One man wearing a red Trump hat was arrested about 5:40 p.m. after he tried to deflate an oversized “Baby Trump” balloon inside the protest area. A brief scuffle ensued before the man was taken away by authorities to chants of “Lock him up.”
The keynote speaker of Tuesday’s protest was Martin Luther King III, son of the civil rights icon, who spoke about the need for unity and inclusion.
“This evening, we need to look at the soul of America to determine what direction we’re going to go in the future,” King said. “My (intent) is not to focus on the negative, but to focus on the positive. How do we bring the best out of Americans to make America what it ought to be? That’s what Martin Luther King Jr. talked about.”
Although King and others preached tolerance, not all of the protesters were willing to be as magnanimous.
Steve Richter, 60, of Philadelphia, who owns a home in Ventnor, said he was protesting to demonstrate that “not everyone agrees with what President Trump is trying to do right now.”
Richter walked around with a giant sign shaped like a peach that read: “Impeach (crossed out), Remove.”

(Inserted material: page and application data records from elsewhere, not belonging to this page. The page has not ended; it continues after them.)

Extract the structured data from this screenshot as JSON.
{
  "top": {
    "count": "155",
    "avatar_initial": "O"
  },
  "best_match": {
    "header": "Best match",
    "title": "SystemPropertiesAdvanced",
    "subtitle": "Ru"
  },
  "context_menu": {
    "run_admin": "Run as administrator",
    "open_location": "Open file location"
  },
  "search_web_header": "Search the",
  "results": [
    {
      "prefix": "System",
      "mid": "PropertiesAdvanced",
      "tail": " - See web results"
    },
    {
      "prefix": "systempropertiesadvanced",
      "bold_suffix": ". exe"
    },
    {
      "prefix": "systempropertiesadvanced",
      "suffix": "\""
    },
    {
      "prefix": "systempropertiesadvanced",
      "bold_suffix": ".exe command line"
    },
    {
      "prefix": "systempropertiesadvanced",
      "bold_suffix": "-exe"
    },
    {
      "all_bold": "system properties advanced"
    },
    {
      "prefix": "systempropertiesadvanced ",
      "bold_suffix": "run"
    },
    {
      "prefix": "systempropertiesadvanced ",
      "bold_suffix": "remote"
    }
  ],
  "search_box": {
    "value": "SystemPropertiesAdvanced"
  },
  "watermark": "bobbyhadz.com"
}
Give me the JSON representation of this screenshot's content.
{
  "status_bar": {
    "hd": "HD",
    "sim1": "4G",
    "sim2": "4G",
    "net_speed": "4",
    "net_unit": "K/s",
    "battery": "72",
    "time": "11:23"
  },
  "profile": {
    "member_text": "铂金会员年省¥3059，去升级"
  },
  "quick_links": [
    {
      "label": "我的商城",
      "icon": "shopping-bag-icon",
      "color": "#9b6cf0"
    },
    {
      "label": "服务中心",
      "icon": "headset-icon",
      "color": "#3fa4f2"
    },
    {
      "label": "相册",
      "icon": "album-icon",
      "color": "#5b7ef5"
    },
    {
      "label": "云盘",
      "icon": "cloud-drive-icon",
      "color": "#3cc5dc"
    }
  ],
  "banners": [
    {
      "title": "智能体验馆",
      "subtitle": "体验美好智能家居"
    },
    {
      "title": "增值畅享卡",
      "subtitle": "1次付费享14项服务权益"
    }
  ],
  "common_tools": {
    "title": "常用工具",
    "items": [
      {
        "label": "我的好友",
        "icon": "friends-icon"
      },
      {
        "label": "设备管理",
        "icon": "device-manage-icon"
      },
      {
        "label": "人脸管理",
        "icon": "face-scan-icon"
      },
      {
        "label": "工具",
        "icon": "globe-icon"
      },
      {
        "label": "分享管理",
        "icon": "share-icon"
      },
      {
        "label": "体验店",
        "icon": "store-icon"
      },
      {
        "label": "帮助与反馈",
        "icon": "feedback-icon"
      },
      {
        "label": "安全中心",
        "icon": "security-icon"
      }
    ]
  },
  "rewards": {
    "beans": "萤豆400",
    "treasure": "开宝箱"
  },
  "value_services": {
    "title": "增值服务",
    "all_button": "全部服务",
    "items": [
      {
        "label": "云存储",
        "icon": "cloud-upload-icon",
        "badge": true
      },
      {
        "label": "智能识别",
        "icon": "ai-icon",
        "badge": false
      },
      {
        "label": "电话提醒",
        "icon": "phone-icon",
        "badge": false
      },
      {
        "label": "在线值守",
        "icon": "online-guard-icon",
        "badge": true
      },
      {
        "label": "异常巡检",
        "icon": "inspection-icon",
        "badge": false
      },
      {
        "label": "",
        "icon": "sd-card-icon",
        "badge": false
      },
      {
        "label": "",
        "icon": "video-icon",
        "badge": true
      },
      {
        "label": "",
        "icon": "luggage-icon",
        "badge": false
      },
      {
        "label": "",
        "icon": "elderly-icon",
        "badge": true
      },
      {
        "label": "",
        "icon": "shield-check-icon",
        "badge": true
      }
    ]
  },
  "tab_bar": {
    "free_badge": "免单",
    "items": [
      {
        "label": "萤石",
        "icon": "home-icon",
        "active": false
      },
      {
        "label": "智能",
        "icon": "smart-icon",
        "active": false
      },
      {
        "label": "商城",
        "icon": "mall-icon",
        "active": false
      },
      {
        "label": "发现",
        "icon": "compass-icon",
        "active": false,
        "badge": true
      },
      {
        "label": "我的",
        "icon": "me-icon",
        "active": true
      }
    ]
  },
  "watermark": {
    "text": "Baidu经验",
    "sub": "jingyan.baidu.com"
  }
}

“The majority (of Americans) do not support what (Trump) is trying to do,” Richter said. “I hate to say it, but a lot of these people here (supporting the president) are kind of like a cult. But they have to see that there’s people who look at things rationally and try to make decisions based upon fact.”